[Records drawn from a dataset]
:::

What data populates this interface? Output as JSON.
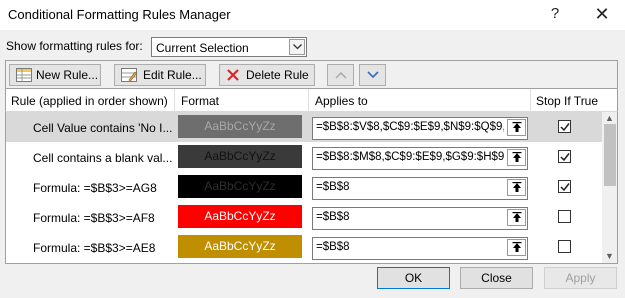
{
  "window": {
    "title": "Conditional Formatting Rules Manager",
    "help_glyph": "?",
    "close_glyph": "✕"
  },
  "scope": {
    "label": "Show formatting rules for:",
    "value": "Current Selection"
  },
  "toolbar": {
    "new_rule": "New Rule...",
    "edit_rule": "Edit Rule...",
    "delete_rule": "Delete Rule"
  },
  "columns": {
    "rule": "Rule (applied in order shown)",
    "format": "Format",
    "applies_to": "Applies to",
    "stop_if_true": "Stop If True"
  },
  "rules": [
    {
      "rule": "Cell Value contains 'No I...",
      "preview": "AaBbCcYyZz",
      "bg": "#6e6e6e",
      "fg": "#a8a8a8",
      "applies_to": "=$B$8:$V$8,$C$9:$E$9,$N$9:$Q$9,$",
      "stop": true,
      "selected": true
    },
    {
      "rule": "Cell contains a blank val...",
      "preview": "AaBbCcYyZz",
      "bg": "#3a3a3a",
      "fg": "#111111",
      "applies_to": "=$B$8:$M$8,$C$9:$E$9,$G$9:$H$9,$",
      "stop": true,
      "selected": false
    },
    {
      "rule": "Formula: =$B$3>=AG8",
      "preview": "AaBbCcYyZz",
      "bg": "#000000",
      "fg": "#2e2e2e",
      "applies_to": "=$B$8",
      "stop": true,
      "selected": false
    },
    {
      "rule": "Formula: =$B$3>=AF8",
      "preview": "AaBbCcYyZz",
      "bg": "#ff0000",
      "fg": "#ffffff",
      "applies_to": "=$B$8",
      "stop": false,
      "selected": false
    },
    {
      "rule": "Formula: =$B$3>=AE8",
      "preview": "AaBbCcYyZz",
      "bg": "#bf8f00",
      "fg": "#ffffff",
      "applies_to": "=$B$8",
      "stop": false,
      "selected": false
    }
  ],
  "buttons": {
    "ok": "OK",
    "close": "Close",
    "apply": "Apply"
  }
}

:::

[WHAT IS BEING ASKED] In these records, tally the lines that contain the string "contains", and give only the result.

[RESULT OF THE EXERCISE] 2